The time that we spend on thoughtbot.com is fluid; we have designers and developers rotating in and out quickly. Because of the quick rotations, we kept running into issues with people starting work and not being able to finish it. New designers and developers jumping on the project lacked a lot of the context that the core team had. The core team would need to spend a lot of time informing their decisions or giving feedback on decisions that we’re made without the full context of the opportunity or change.
Because of the flexible nature of our designer and developer time on the project and the amount of time that the core team can dedicate to thoughtbot.com, we decided that we needed a more rigorous project management process. The process should empower people to deliver value in a week or less.
While we were trying to figure out the best way to establish work for Designers and Developers rotating on the project, Basecamp released Shape Up. After reading through it, we gravitated to the language and the process introduced in the book. The core team latched on to the concepts outlined in Shape Up and adopted some of the language to inform our own process better.
The thoughtbot.com leadership team, consisting of our CMO, Digital Marketing Director, NYC Design Director and myself, work on opportunities they see as most impactful. They’ll actively shape those opportunities then break it up into smaller tasks that have enough information for people to take over and deliver. When the team is shaping these solutions, we’re writing out Jobs stories and metrics for success in a content audit and then setting a direction for the design to head in.
What the process looks like:
- Inbox: New ideas or problems to be solved get added as cards to the Inbox.
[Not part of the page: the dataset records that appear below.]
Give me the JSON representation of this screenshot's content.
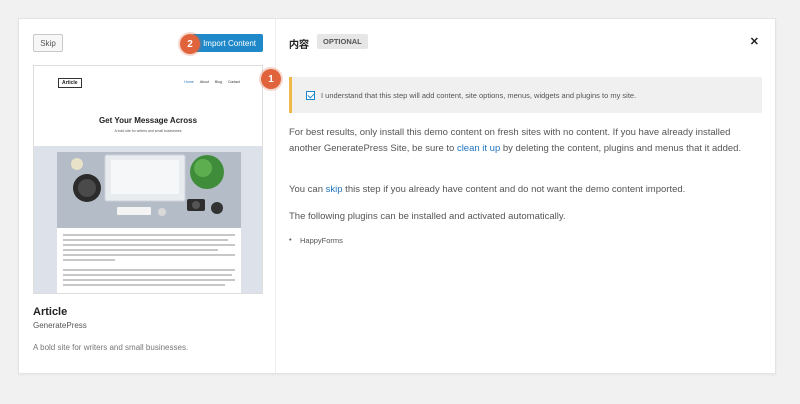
{
  "left": {
    "skip_label": "Skip",
    "import_label": "Import Content",
    "badge_two": "2",
    "preview": {
      "logo": "Article",
      "nav": [
        "Home",
        "About",
        "Blog",
        "Contact"
      ],
      "hero_title": "Get Your Message Across",
      "hero_sub": "A bold site for writers and small businesses"
    },
    "site_name": "Article",
    "site_author": "GeneratePress",
    "site_description": "A bold site for writers and small businesses."
  },
  "right": {
    "title": "内容",
    "optional_label": "OPTIONAL",
    "close_icon": "close-icon",
    "badge_one": "1",
    "notice_text": "I understand that this step will add content, site options, menus, widgets and plugins to my site.",
    "checkbox_checked": true,
    "para1_before": "For best results, only install this demo content on fresh sites with no content. If you have already installed another GeneratePress Site, be sure to ",
    "para1_link": "clean it up",
    "para1_after": " by deleting the content, plugins and menus that it added.",
    "para2_before": "You can ",
    "para2_link": "skip",
    "para2_after": " this step if you already have content and do not want the demo content imported.",
    "para3": "The following plugins can be installed and activated automatically.",
    "plugins": [
      "HappyForms"
    ]
  },
  "colors": {
    "accent": "#1e88c9",
    "badge": "#e0633c",
    "notice_border": "#f0b849"
  }
}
This column allows for all thoughtbotters to contribute ideas and request changes to thoughtbot.com. The team working on thoughtbot.com will discuss it during our planning meeting and take the appropriate action.
- Needs Shaping: Opportunities in this stage have been identified as potentially valuable, but need to be shaped into meaningful projects by the thoughtbot.com core team. This amounts to one of the biggest differences between how we work and the process in Shape Up. While they explicitly don’t keep a backlog of ideas, we do.
- Shaping: While thinking through and planning the work that needs to be done, we keep cards in the Shaping Column. Here we figure out the risks involved with each opportunity and judge our appetite for solving for it. For opportunities that we believe are worth betting on, we add fidelity to cards so that we reduce unknowns, risk and make cards highly actionable for folks to work on once it’s moved to the thoughtbot.com board.
- Review: These are opportunities that are being shaped by the thoughtbot.com team, but are seeking review before being considered Shaped. The thoughtbot.com core team will review the work that has been shaped using collaborative tools to asynchronously communicate. Tools like Google Docs and Figma have proven vital for team communication. Though we don’t explicitly call this process our pitch-table, it serves a similar purpose.
- Shaped: Cards in this column are ready to be expanded out to smaller deliverable tasks. Since we don’t always have a consistent team working on thoughtbot.com each week, cards/projects are held in this column and only moved to the thoughtbot.com board’s Next Up column when we know a project can be worked on by real, scheduled people.
Once an opportunity is shaped, the core team outlines the tasks they believe are needed to accomplish the project. Each one of the tasks should be small enough to be delivered in a small amount of time. This is another big difference between our process and what is documented in Shape Up. The team that makes up thoughtbot.com is rotated in and out weekly and isn’t able to dedicate the six-week timeline that Basecamp is able to while working on their product.
We’ve found this process and language of Shape Up has helped our team communicate, evaluate, and inform the work that we are doing. It has made transitioning teammates on and off more seamless, while still empowering them to deliver value to the website. Our team, situation, and objectives are different than the team at Basecamp, so we’ve adapted parts of their process to work within our constraints.